The goal of Voting Rights Act of 1965 was to destroy the political foundation for Jim Crow and create racial equality in the American polity, with blacks free to form political coalitions and choose candidates in the same manner as all other citizens.
But in the racist South, it soon became clear, that equality could not be achieved--as originally hoped--simply by giving blacks the vote. Thus, through a process of judicial interpretation, and congressional amendment, the statute was reshaped to confer on blacks a unique political privilege. Legislative districts, carefully drawn to reserve seats for African Americans in numbers roughly proportional to their population, became a statutory mandate.
Barack Obama's election is the capstone on decades of increasing integration. Voting rights law should reflect that new reality.
Those majority-minority districts were designed to elect blacks, and they worked. By 2002, 47 percent of the 9,400 black elected officials nationwide were from one of the seven states "covered" by Section 5 of the act, although those states contain only 30 percent of the nation's black population.
Are such race-conscious districts necessary today? Are southern white voters still so racist that no black candidate standing before them stands a chance of receiving their votes? If Section 5 of the Voting Rights Act were stripped away, would Jim Crow rise again? No. America is a changed nation today in every respect--politically, socially, culturally, and demographically.
The majority-minority districts that Section 5 requires may have been crucial to establishing a healthy black political culture in the South after centuries of slavery and brutal repression. Such political protectionism was clearly needed at the time.

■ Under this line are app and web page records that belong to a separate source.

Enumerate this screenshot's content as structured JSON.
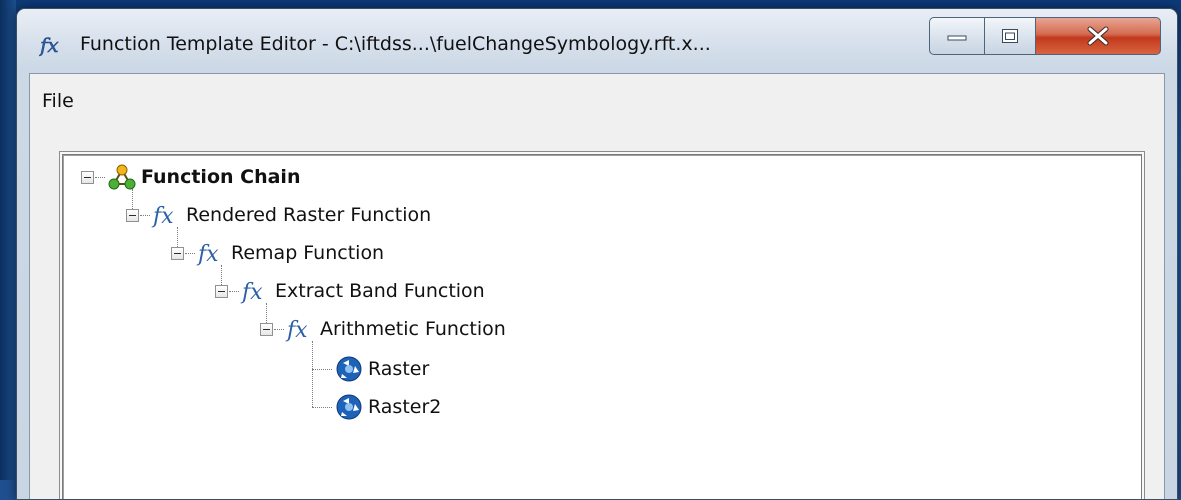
{
  "window": {
    "title": "Function Template Editor - C:\\iftdss...\\fuelChangeSymbology.rft.x...",
    "controls": [
      "minimize",
      "maximize",
      "close"
    ]
  },
  "menu": {
    "file_label": "File"
  },
  "tree": {
    "root": {
      "label": "Function Chain",
      "icon": "function-chain-icon"
    },
    "nodes": [
      {
        "label": "Rendered Raster Function",
        "icon": "function-fx-icon"
      },
      {
        "label": "Remap Function",
        "icon": "function-fx-icon"
      },
      {
        "label": "Extract Band Function",
        "icon": "function-fx-icon"
      },
      {
        "label": "Arithmetic Function",
        "icon": "function-fx-icon"
      }
    ],
    "leaves": [
      {
        "label": "Raster",
        "icon": "raster-variable-icon"
      },
      {
        "label": "Raster2",
        "icon": "raster-variable-icon"
      }
    ]
  },
  "colors": {
    "close_button": "#c2391d",
    "titlebar": "#d6e0ec",
    "fx_icon": "#2b5fa8"
  }
}
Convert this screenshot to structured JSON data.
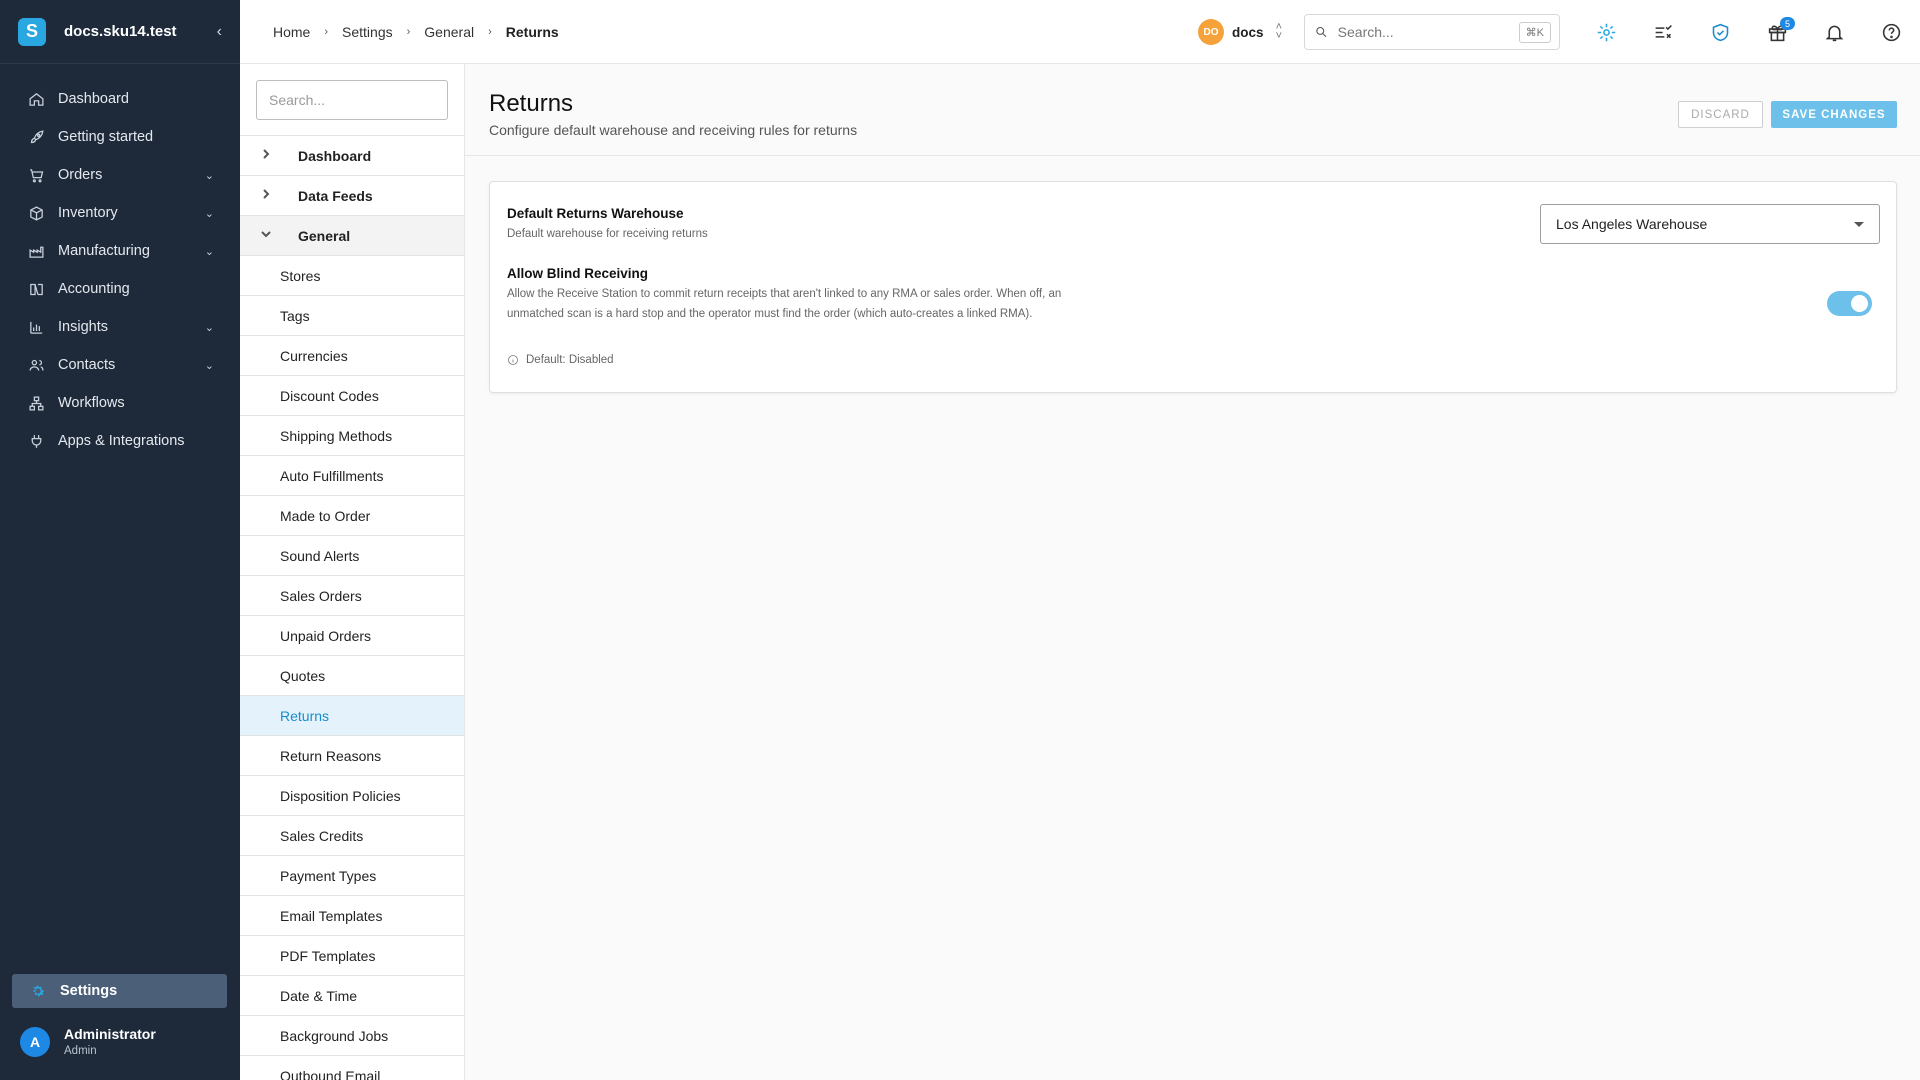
{
  "brand": {
    "name": "docs.sku14.test",
    "logo_letter": "S",
    "color": "#29a7e1"
  },
  "nav": {
    "items": [
      {
        "label": "Dashboard",
        "icon": "home-icon",
        "expandable": false
      },
      {
        "label": "Getting started",
        "icon": "rocket-icon",
        "expandable": false
      },
      {
        "label": "Orders",
        "icon": "cart-icon",
        "expandable": true
      },
      {
        "label": "Inventory",
        "icon": "box-icon",
        "expandable": true
      },
      {
        "label": "Manufacturing",
        "icon": "factory-icon",
        "expandable": true
      },
      {
        "label": "Accounting",
        "icon": "ledger-icon",
        "expandable": false
      },
      {
        "label": "Insights",
        "icon": "chart-icon",
        "expandable": true
      },
      {
        "label": "Contacts",
        "icon": "people-icon",
        "expandable": true
      },
      {
        "label": "Workflows",
        "icon": "workflow-icon",
        "expandable": false
      },
      {
        "label": "Apps & Integrations",
        "icon": "plug-icon",
        "expandable": false
      }
    ],
    "settings_label": "Settings"
  },
  "user": {
    "initial": "A",
    "name": "Administrator",
    "role": "Admin"
  },
  "breadcrumb": [
    "Home",
    "Settings",
    "General",
    "Returns"
  ],
  "topbar": {
    "org_initials": "DO",
    "org_name": "docs",
    "search_placeholder": "Search...",
    "search_shortcut": "⌘K",
    "gift_badge": "5"
  },
  "settings_nav": {
    "search_placeholder": "Search...",
    "groups": [
      {
        "label": "Dashboard",
        "open": false
      },
      {
        "label": "Data Feeds",
        "open": false
      },
      {
        "label": "General",
        "open": true
      }
    ],
    "items": [
      "Stores",
      "Tags",
      "Currencies",
      "Discount Codes",
      "Shipping Methods",
      "Auto Fulfillments",
      "Made to Order",
      "Sound Alerts",
      "Sales Orders",
      "Unpaid Orders",
      "Quotes",
      "Returns",
      "Return Reasons",
      "Disposition Policies",
      "Sales Credits",
      "Payment Types",
      "Email Templates",
      "PDF Templates",
      "Date & Time",
      "Background Jobs",
      "Outbound Email"
    ],
    "active_item": "Returns"
  },
  "page": {
    "title": "Returns",
    "subtitle": "Configure default warehouse and receiving rules for returns",
    "discard_label": "DISCARD",
    "save_label": "SAVE CHANGES"
  },
  "settings": {
    "warehouse": {
      "title": "Default Returns Warehouse",
      "description": "Default warehouse for receiving returns",
      "value": "Los Angeles Warehouse"
    },
    "blind_receiving": {
      "title": "Allow Blind Receiving",
      "description": "Allow the Receive Station to commit return receipts that aren't linked to any RMA or sales order. When off, an unmatched scan is a hard stop and the operator must find the order (which auto-creates a linked RMA).",
      "default_note": "Default: Disabled",
      "enabled": true
    }
  },
  "colors": {
    "accent": "#29a7e1",
    "sidebar_bg": "#1e2a3a",
    "active_bg": "#e3f2fb",
    "toggle_on": "#6cc0ea",
    "org_badge": "#f5a23b"
  }
}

Today, however, they arguably serve as a brake on black political aspirations and a barrier to greater integration. They offer safe political ground to aspiring black politicians--who, as a result, seldom run in settings that would demand they move to the political center in order to build effective biracial coalitions. Thus they work to keep most black legislators clustered on the sidelines of American politics--precisely the opposite of what the statute intended.
The election of Barack Obama is the capstone on decades of increasing integration of American life. By every measure, American politics is now indisputably integrated. Voting rights law should reflect that new reality.
Abigail Thernstrom is an adjunct scholar at AEI. She is writing an AEI Press book on the Voting Rights Act.